• **INFORMATION**:
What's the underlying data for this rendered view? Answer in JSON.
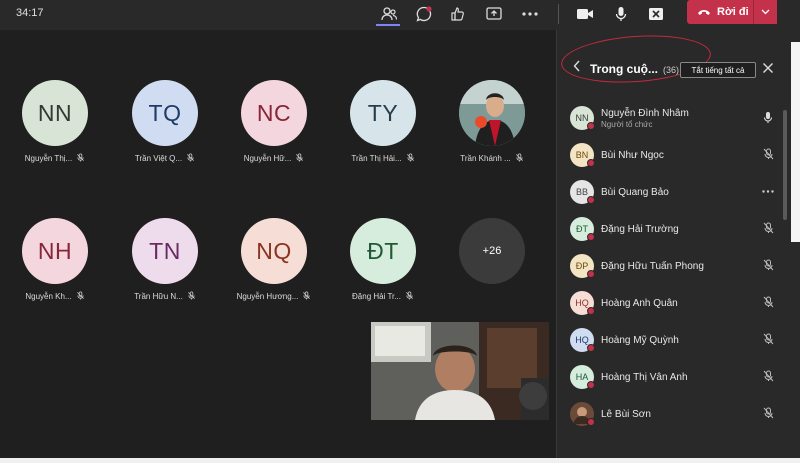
{
  "topbar": {
    "timer": "34:17",
    "leave_label": "Rời đi"
  },
  "grid": [
    {
      "initials": "NN",
      "name": "Nguyễn Thị...",
      "bg": "#d8e4d6",
      "fg": "#333a32"
    },
    {
      "initials": "TQ",
      "name": "Trần Việt Q...",
      "bg": "#cfdcf1",
      "fg": "#1f3b66"
    },
    {
      "initials": "NC",
      "name": "Nguyễn Hữ...",
      "bg": "#f4d7de",
      "fg": "#8a2437"
    },
    {
      "initials": "TY",
      "name": "Trần Thị Hải...",
      "bg": "#d7e4ea",
      "fg": "#263e4a"
    },
    {
      "initials": "",
      "name": "Trần Khánh ...",
      "photo": true
    },
    {
      "initials": "NH",
      "name": "Nguyễn Kh...",
      "bg": "#f4d7de",
      "fg": "#8a2437"
    },
    {
      "initials": "TN",
      "name": "Trần Hữu N...",
      "bg": "#eedbec",
      "fg": "#6b2a63"
    },
    {
      "initials": "NQ",
      "name": "Nguyễn Hương...",
      "bg": "#f6ddd6",
      "fg": "#8a3421"
    },
    {
      "initials": "ĐT",
      "name": "Đặng Hải Tr...",
      "bg": "#d6ecdd",
      "fg": "#1f5a34"
    }
  ],
  "more_count": "+26",
  "panel": {
    "title": "Trong cuộ...",
    "count": "(36)",
    "mute_all": "Tắt tiếng tất cả",
    "participants": [
      {
        "initials": "NN",
        "name": "Nguyễn Đình Nhâm",
        "sub": "Người tổ chức",
        "bg": "#d8e4d6",
        "fg": "#333a32",
        "action": "mic"
      },
      {
        "initials": "BN",
        "name": "Bùi Như Ngọc",
        "sub": "",
        "bg": "#f3e4c4",
        "fg": "#6b4b0e",
        "action": "mic-off"
      },
      {
        "initials": "BB",
        "name": "Bùi Quang Bảo",
        "sub": "",
        "bg": "#e5e5e5",
        "fg": "#444444",
        "action": "more"
      },
      {
        "initials": "ĐT",
        "name": "Đặng Hải Trường",
        "sub": "",
        "bg": "#d6ecdd",
        "fg": "#1f5a34",
        "action": "mic-off"
      },
      {
        "initials": "ĐP",
        "name": "Đặng Hữu Tuấn Phong",
        "sub": "",
        "bg": "#f3e4c4",
        "fg": "#6b4b0e",
        "action": "mic-off"
      },
      {
        "initials": "HQ",
        "name": "Hoàng Anh Quân",
        "sub": "",
        "bg": "#f6ddd6",
        "fg": "#8a3421",
        "action": "mic-off"
      },
      {
        "initials": "HQ",
        "name": "Hoàng Mỹ Quỳnh",
        "sub": "",
        "bg": "#cfdcf1",
        "fg": "#1f3b66",
        "action": "mic-off"
      },
      {
        "initials": "HA",
        "name": "Hoàng Thị Vân Anh",
        "sub": "",
        "bg": "#d6ecdd",
        "fg": "#1f5a34",
        "action": "mic-off"
      },
      {
        "initials": "",
        "name": "Lê Bùi Sơn",
        "sub": "",
        "photo": true,
        "action": "mic-off"
      }
    ]
  }
}
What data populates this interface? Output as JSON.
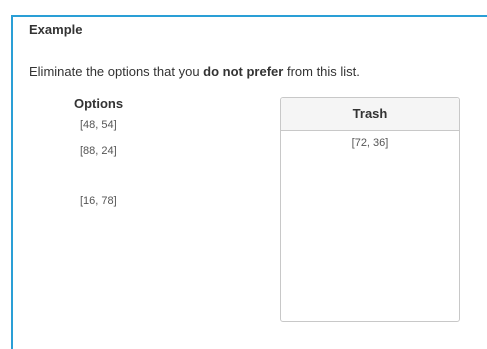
{
  "title": "Example",
  "instruction": {
    "before": "Eliminate the options that you ",
    "bold": "do not prefer",
    "after": " from this list."
  },
  "options": {
    "header": "Options",
    "items": [
      "[48, 54]",
      "[88, 24]",
      "[16, 78]"
    ]
  },
  "trash": {
    "header": "Trash",
    "items": [
      "[72, 36]"
    ]
  },
  "colors": {
    "accent": "#2a9fd6",
    "border": "#c8c8c8",
    "header_bg": "#f5f5f5"
  }
}
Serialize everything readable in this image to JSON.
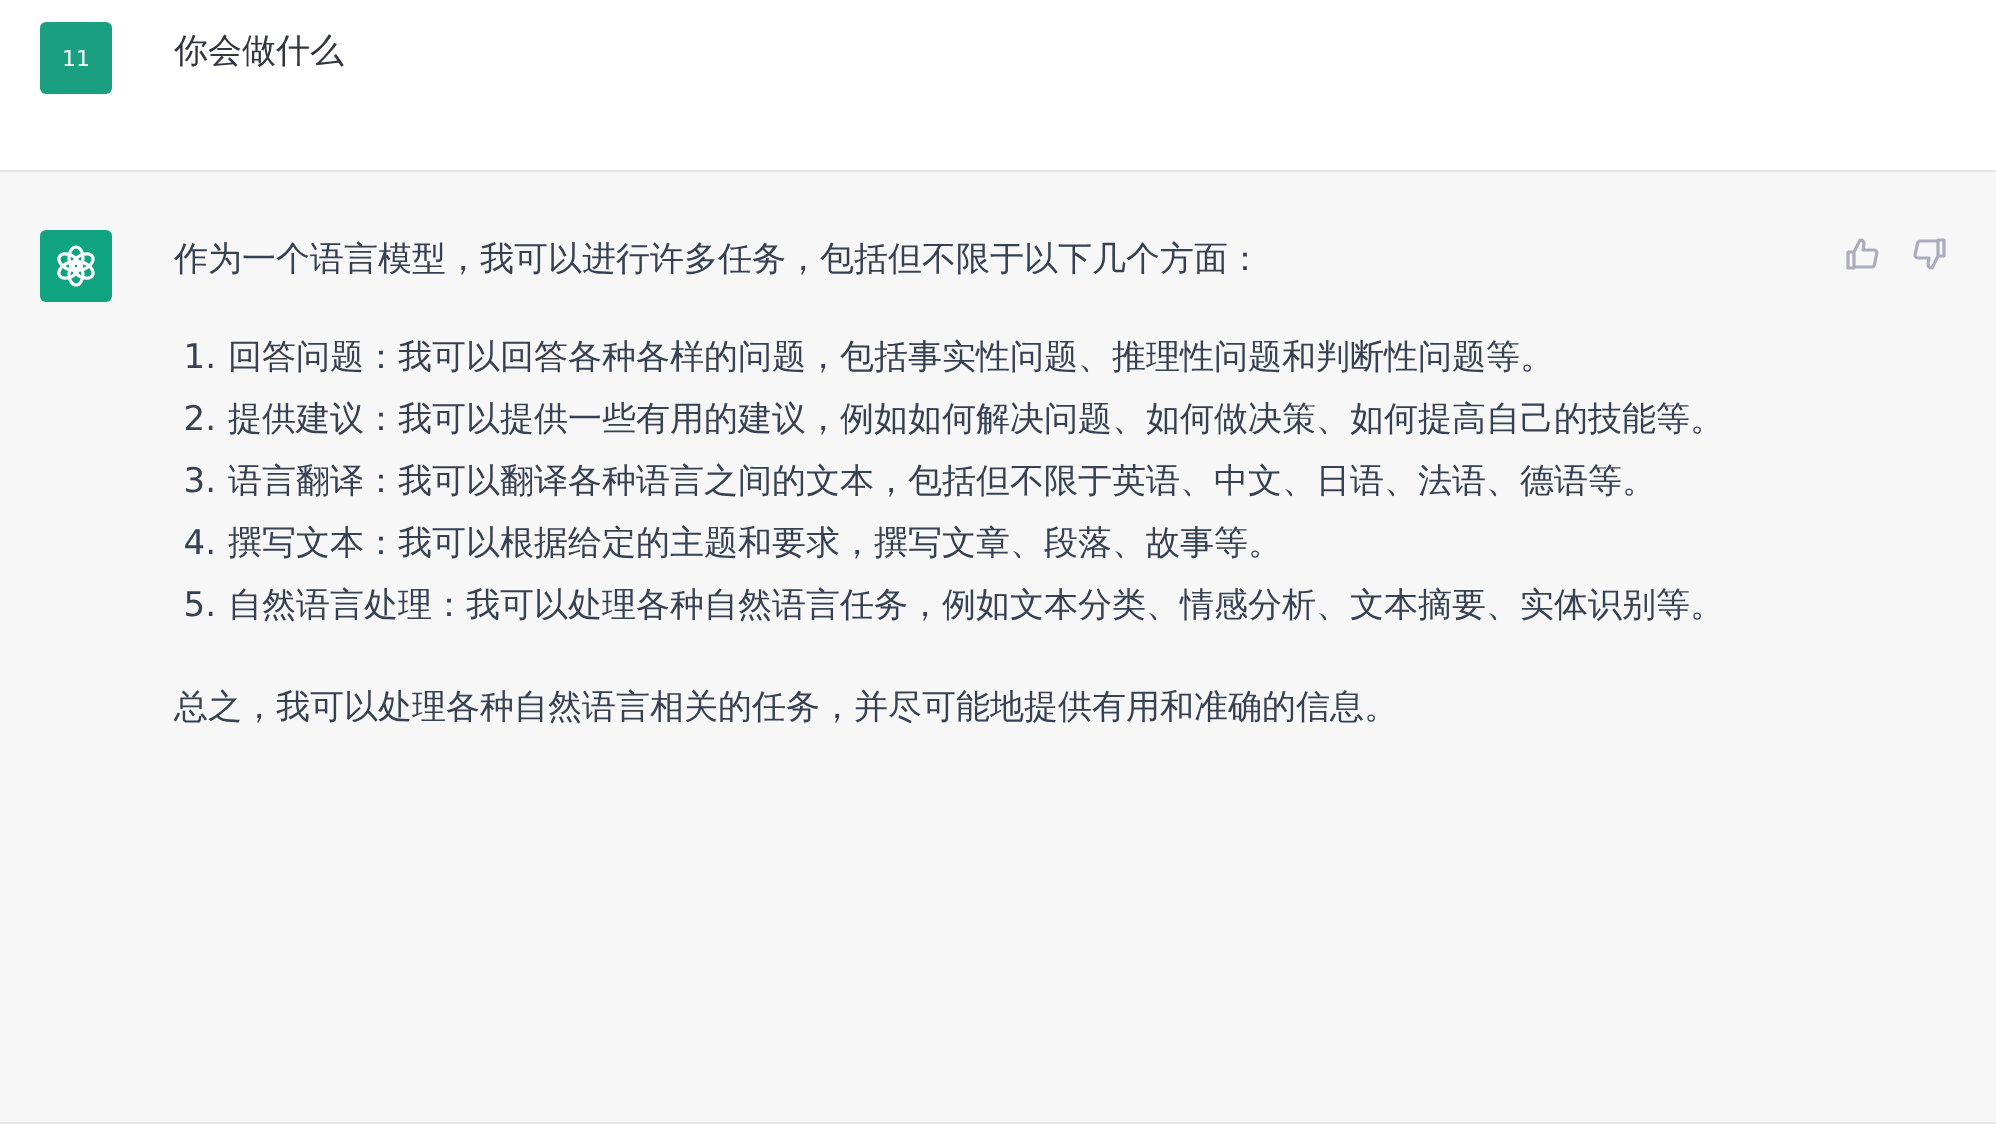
{
  "user_message": {
    "avatar": "11",
    "text": "你会做什么"
  },
  "assistant_message": {
    "intro": "作为一个语言模型，我可以进行许多任务，包括但不限于以下几个方面：",
    "items": [
      {
        "number": "1.",
        "text": "回答问题：我可以回答各种各样的问题，包括事实性问题、推理性问题和判断性问题等。"
      },
      {
        "number": "2.",
        "text": "提供建议：我可以提供一些有用的建议，例如如何解决问题、如何做决策、如何提高自己的技能等。"
      },
      {
        "number": "3.",
        "text": "语言翻译：我可以翻译各种语言之间的文本，包括但不限于英语、中文、日语、法语、德语等。"
      },
      {
        "number": "4.",
        "text": "撰写文本：我可以根据给定的主题和要求，撰写文章、段落、故事等。"
      },
      {
        "number": "5.",
        "text": "自然语言处理：我可以处理各种自然语言任务，例如文本分类、情感分析、文本摘要、实体识别等。"
      }
    ],
    "conclusion": "总之，我可以处理各种自然语言相关的任务，并尽可能地提供有用和准确的信息。"
  }
}
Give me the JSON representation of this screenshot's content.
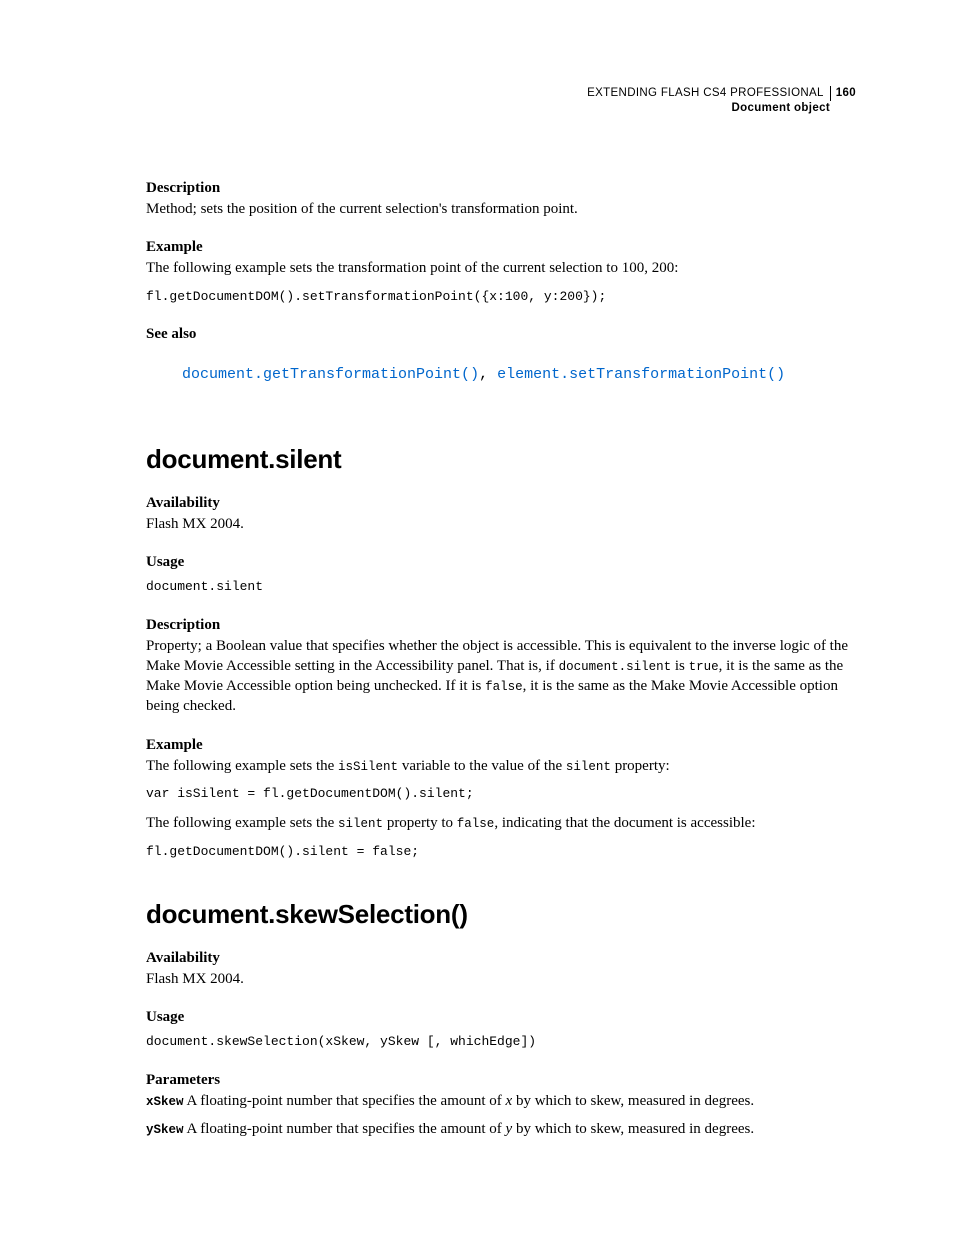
{
  "header": {
    "book_title": "EXTENDING FLASH CS4 PROFESSIONAL",
    "page_number": "160",
    "section": "Document object"
  },
  "sec1": {
    "desc_label": "Description",
    "desc_body": "Method; sets the position of the current selection's transformation point.",
    "example_label": "Example",
    "example_body": "The following example sets the transformation point of the current selection to 100, 200:",
    "example_code": "fl.getDocumentDOM().setTransformationPoint({x:100, y:200});",
    "seealso_label": "See also",
    "seealso_link1": "document.getTransformationPoint()",
    "seealso_sep": ", ",
    "seealso_link2": "element.setTransformationPoint()"
  },
  "sec2": {
    "heading": "document.silent",
    "avail_label": "Availability",
    "avail_body": "Flash MX 2004.",
    "usage_label": "Usage",
    "usage_code": "document.silent",
    "desc_label": "Description",
    "desc_pre": "Property; a Boolean value that specifies whether the object is accessible. This is equivalent to the inverse logic of the Make Movie Accessible setting in the Accessibility panel. That is, if ",
    "desc_c1": "document.silent",
    "desc_mid1": " is ",
    "desc_c2": "true",
    "desc_mid2": ", it is the same as the Make Movie Accessible option being unchecked. If it is ",
    "desc_c3": "false",
    "desc_post": ", it is the same as the Make Movie Accessible option being checked.",
    "example_label": "Example",
    "ex1_pre": "The following example sets the ",
    "ex1_c1": "isSilent",
    "ex1_mid": " variable to the value of the ",
    "ex1_c2": "silent",
    "ex1_post": " property:",
    "ex1_code": "var isSilent = fl.getDocumentDOM().silent;",
    "ex2_pre": "The following example sets the ",
    "ex2_c1": "silent",
    "ex2_mid": " property to ",
    "ex2_c2": "false",
    "ex2_post": ", indicating that the document is accessible:",
    "ex2_code": "fl.getDocumentDOM().silent = false;"
  },
  "sec3": {
    "heading": "document.skewSelection()",
    "avail_label": "Availability",
    "avail_body": "Flash MX 2004.",
    "usage_label": "Usage",
    "usage_code": "document.skewSelection(xSkew, ySkew [, whichEdge])",
    "params_label": "Parameters",
    "p1_name": "xSkew",
    "p1_pre": "  A floating-point number that specifies the amount of ",
    "p1_var": "x",
    "p1_post": " by which to skew, measured in degrees.",
    "p2_name": "ySkew",
    "p2_pre": "  A floating-point number that specifies the amount of ",
    "p2_var": "y",
    "p2_post": " by which to skew, measured in degrees."
  }
}
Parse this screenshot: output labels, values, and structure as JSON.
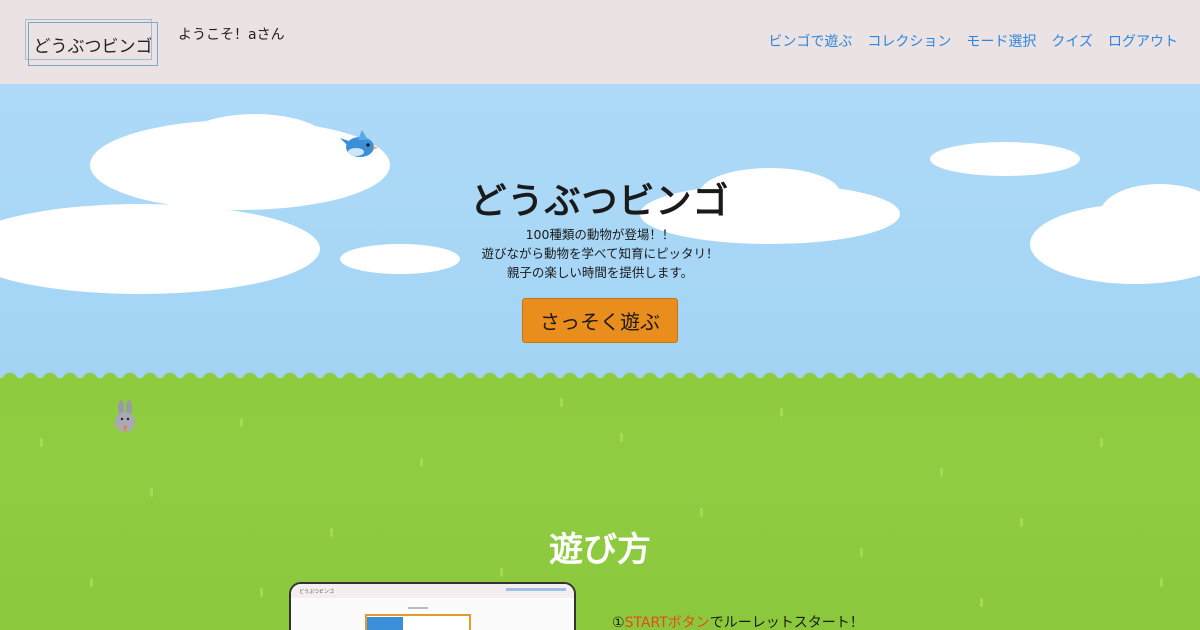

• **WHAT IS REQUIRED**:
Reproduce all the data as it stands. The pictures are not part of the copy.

• **EXPECTED ANSWER**:
What's the underlying data for this rendered view? Answer in JSON.
{
  "topbar": {
    "timer": "34:17",
    "leave_label": "Rời đi"
  },
  "grid": [
    {
      "initials": "NN",
      "name": "Nguyễn Thị...",
      "bg": "#d8e4d6",
      "fg": "#333a32"
    },
    {
      "initials": "TQ",
      "name": "Trần Việt Q...",
      "bg": "#cfdcf1",
      "fg": "#1f3b66"
    },
    {
      "initials": "NC",
      "name": "Nguyễn Hữ...",
      "bg": "#f4d7de",
      "fg": "#8a2437"
    },
    {
      "initials": "TY",
      "name": "Trần Thị Hải...",
      "bg": "#d7e4ea",
      "fg": "#263e4a"
    },
    {
      "initials": "",
      "name": "Trần Khánh ...",
      "photo": true
    },
    {
      "initials": "NH",
      "name": "Nguyễn Kh...",
      "bg": "#f4d7de",
      "fg": "#8a2437"
    },
    {
      "initials": "TN",
      "name": "Trần Hữu N...",
      "bg": "#eedbec",
      "fg": "#6b2a63"
    },
    {
      "initials": "NQ",
      "name": "Nguyễn Hương...",
      "bg": "#f6ddd6",
      "fg": "#8a3421"
    },
    {
      "initials": "ĐT",
      "name": "Đặng Hải Tr...",
      "bg": "#d6ecdd",
      "fg": "#1f5a34"
    }
  ],
  "more_count": "+26",
  "panel": {
    "title": "Trong cuộ...",
    "count": "(36)",
    "mute_all": "Tắt tiếng tất cả",
    "participants": [
      {
        "initials": "NN",
        "name": "Nguyễn Đình Nhâm",
        "sub": "Người tổ chức",
        "bg": "#d8e4d6",
        "fg": "#333a32",
        "action": "mic"
      },
      {
        "initials": "BN",
        "name": "Bùi Như Ngọc",
        "sub": "",
        "bg": "#f3e4c4",
        "fg": "#6b4b0e",
        "action": "mic-off"
      },
      {
        "initials": "BB",
        "name": "Bùi Quang Bảo",
        "sub": "",
        "bg": "#e5e5e5",
        "fg": "#444444",
        "action": "more"
      },
      {
        "initials": "ĐT",
        "name": "Đặng Hải Trường",
        "sub": "",
        "bg": "#d6ecdd",
        "fg": "#1f5a34",
        "action": "mic-off"
      },
      {
        "initials": "ĐP",
        "name": "Đặng Hữu Tuấn Phong",
        "sub": "",
        "bg": "#f3e4c4",
        "fg": "#6b4b0e",
        "action": "mic-off"
      },
      {
        "initials": "HQ",
        "name": "Hoàng Anh Quân",
        "sub": "",
        "bg": "#f6ddd6",
        "fg": "#8a3421",
        "action": "mic-off"
      },
      {
        "initials": "HQ",
        "name": "Hoàng Mỹ Quỳnh",
        "sub": "",
        "bg": "#cfdcf1",
        "fg": "#1f3b66",
        "action": "mic-off"
      },
      {
        "initials": "HA",
        "name": "Hoàng Thị Vân Anh",
        "sub": "",
        "bg": "#d6ecdd",
        "fg": "#1f5a34",
        "action": "mic-off"
      },
      {
        "initials": "",
        "name": "Lê Bùi Sơn",
        "sub": "",
        "photo": true,
        "action": "mic-off"
      }
    ]
  }
}
What data populates this interface? Output as JSON.
{
  "title": "Example",
  "instruction": {
    "before": "Eliminate the options that you ",
    "bold": "do not prefer",
    "after": " from this list."
  },
  "options": {
    "header": "Options",
    "items": [
      "[48, 54]",
      "[88, 24]",
      "[16, 78]"
    ]
  },
  "trash": {
    "header": "Trash",
    "items": [
      "[72, 36]"
    ]
  },
  "colors": {
    "accent": "#2a9fd6",
    "border": "#c8c8c8",
    "header_bg": "#f5f5f5"
  }
}
Serialize everything readable in this image to JSON.
{
  "user_message": {
    "avatar": "11",
    "text": "你会做什么"
  },
  "assistant_message": {
    "intro": "作为一个语言模型，我可以进行许多任务，包括但不限于以下几个方面：",
    "items": [
      {
        "number": "1.",
        "text": "回答问题：我可以回答各种各样的问题，包括事实性问题、推理性问题和判断性问题等。"
      },
      {
        "number": "2.",
        "text": "提供建议：我可以提供一些有用的建议，例如如何解决问题、如何做决策、如何提高自己的技能等。"
      },
      {
        "number": "3.",
        "text": "语言翻译：我可以翻译各种语言之间的文本，包括但不限于英语、中文、日语、法语、德语等。"
      },
      {
        "number": "4.",
        "text": "撰写文本：我可以根据给定的主题和要求，撰写文章、段落、故事等。"
      },
      {
        "number": "5.",
        "text": "自然语言处理：我可以处理各种自然语言任务，例如文本分类、情感分析、文本摘要、实体识别等。"
      }
    ],
    "conclusion": "总之，我可以处理各种自然语言相关的任务，并尽可能地提供有用和准确的信息。"
  }
}
Give me the JSON representation of this screenshot's content.
{
  "header": {
    "book_title": "EXTENDING FLASH CS4 PROFESSIONAL",
    "page_number": "160",
    "section": "Document object"
  },
  "sec1": {
    "desc_label": "Description",
    "desc_body": "Method; sets the position of the current selection's transformation point.",
    "example_label": "Example",
    "example_body": "The following example sets the transformation point of the current selection to 100, 200:",
    "example_code": "fl.getDocumentDOM().setTransformationPoint({x:100, y:200});",
    "seealso_label": "See also",
    "seealso_link1": "document.getTransformationPoint()",
    "seealso_sep": ", ",
    "seealso_link2": "element.setTransformationPoint()"
  },
  "sec2": {
    "heading": "document.silent",
    "avail_label": "Availability",
    "avail_body": "Flash MX 2004.",
    "usage_label": "Usage",
    "usage_code": "document.silent",
    "desc_label": "Description",
    "desc_pre": "Property; a Boolean value that specifies whether the object is accessible. This is equivalent to the inverse logic of the Make Movie Accessible setting in the Accessibility panel. That is, if ",
    "desc_c1": "document.silent",
    "desc_mid1": " is ",
    "desc_c2": "true",
    "desc_mid2": ", it is the same as the Make Movie Accessible option being unchecked. If it is ",
    "desc_c3": "false",
    "desc_post": ", it is the same as the Make Movie Accessible option being checked.",
    "example_label": "Example",
    "ex1_pre": "The following example sets the ",
    "ex1_c1": "isSilent",
    "ex1_mid": " variable to the value of the ",
    "ex1_c2": "silent",
    "ex1_post": " property:",
    "ex1_code": "var isSilent = fl.getDocumentDOM().silent;",
    "ex2_pre": "The following example sets the ",
    "ex2_c1": "silent",
    "ex2_mid": " property to ",
    "ex2_c2": "false",
    "ex2_post": ", indicating that the document is accessible:",
    "ex2_code": "fl.getDocumentDOM().silent = false;"
  },
  "sec3": {
    "heading": "document.skewSelection()",
    "avail_label": "Availability",
    "avail_body": "Flash MX 2004.",
    "usage_label": "Usage",
    "usage_code": "document.skewSelection(xSkew, ySkew [, whichEdge])",
    "params_label": "Parameters",
    "p1_name": "xSkew",
    "p1_pre": "  A floating-point number that specifies the amount of ",
    "p1_var": "x",
    "p1_post": " by which to skew, measured in degrees.",
    "p2_name": "ySkew",
    "p2_pre": "  A floating-point number that specifies the amount of ",
    "p2_var": "y",
    "p2_post": " by which to skew, measured in degrees."
  }
}
Parse this screenshot: output labels, values, and structure as JSON.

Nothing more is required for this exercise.